A campaign urging people to be more aware of human trafficking will be formally launched later.
The campaign message is being carried on posters and DVDs
The Blue Blindfold initiative, named after images on campaign posters, will be welcomed by MPs and peers at an event at the House of Commons.
The UK Human Trafficking Centre (UKHTC) says the crime often goes unnoticed and wants people to be aware of what is happening in their communities.
The centre has put the key victim signs to look out for on a new website.
These include uncertainty or timidity, loss of freedom at work, loss of personal freedom, physical injury and poor living conditions.

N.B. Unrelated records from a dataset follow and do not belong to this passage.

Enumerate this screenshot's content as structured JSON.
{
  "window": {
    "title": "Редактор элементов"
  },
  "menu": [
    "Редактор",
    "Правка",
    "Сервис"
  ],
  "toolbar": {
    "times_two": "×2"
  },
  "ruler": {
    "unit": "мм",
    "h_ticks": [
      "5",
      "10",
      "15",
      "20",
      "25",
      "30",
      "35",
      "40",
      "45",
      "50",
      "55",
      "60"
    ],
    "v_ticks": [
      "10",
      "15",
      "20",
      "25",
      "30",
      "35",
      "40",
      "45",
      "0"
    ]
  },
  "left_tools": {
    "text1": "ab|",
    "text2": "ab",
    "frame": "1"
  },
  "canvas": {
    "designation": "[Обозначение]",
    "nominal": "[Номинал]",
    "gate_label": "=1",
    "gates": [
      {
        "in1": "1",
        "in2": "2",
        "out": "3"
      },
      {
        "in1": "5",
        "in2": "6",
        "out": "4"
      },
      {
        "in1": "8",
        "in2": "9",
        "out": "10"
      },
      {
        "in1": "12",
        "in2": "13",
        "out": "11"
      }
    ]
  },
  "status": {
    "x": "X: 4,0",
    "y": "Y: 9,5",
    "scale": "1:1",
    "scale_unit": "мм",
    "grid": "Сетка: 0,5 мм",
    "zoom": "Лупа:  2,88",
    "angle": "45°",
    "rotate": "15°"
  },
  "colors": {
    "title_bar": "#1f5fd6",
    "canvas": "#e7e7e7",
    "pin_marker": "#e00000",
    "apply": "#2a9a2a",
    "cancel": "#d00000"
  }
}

The campaign started before Christmas and posters have already been displayed on buses across the UK.
The message will also be put across through DVDs, postcards and factsheets.
The Blue Blindfold campaign is targeted at four groups - law enforcement bodies, the general public, other agencies and victims.
Nick Kinsella, head of the UKHTC, said a combination of the seriousness of the crime and the hold traffickers have over their victims means it is not visible to the public.
He said: "This is criminals selling people in the same way that they sell any other commodity.
"With people there's an inexhaustible supply and there's good money to be made. If the traffickers are caught they will go to prison for a long time."
Mr Kinsella said victims do not necessarily have to be kept under lock and key to be under the control of the traffickers.
"It's just as an effective method of control to know that a victim has a sister back home and tell them that she will be next," he said.
Mr Kinsella added: "I don't think it's possible to explain the trauma a victim of trafficking goes through. You're frankly treated as a modern day slave."
Anthony Steen, chairman of the MPs' All-Party Group on Trafficking, welcomed the campaign.
He said: "Congratulations to the UKHTC on their splendid initiative which will create greater awareness of modern-day slavery using contemporary and eye-catching advertising."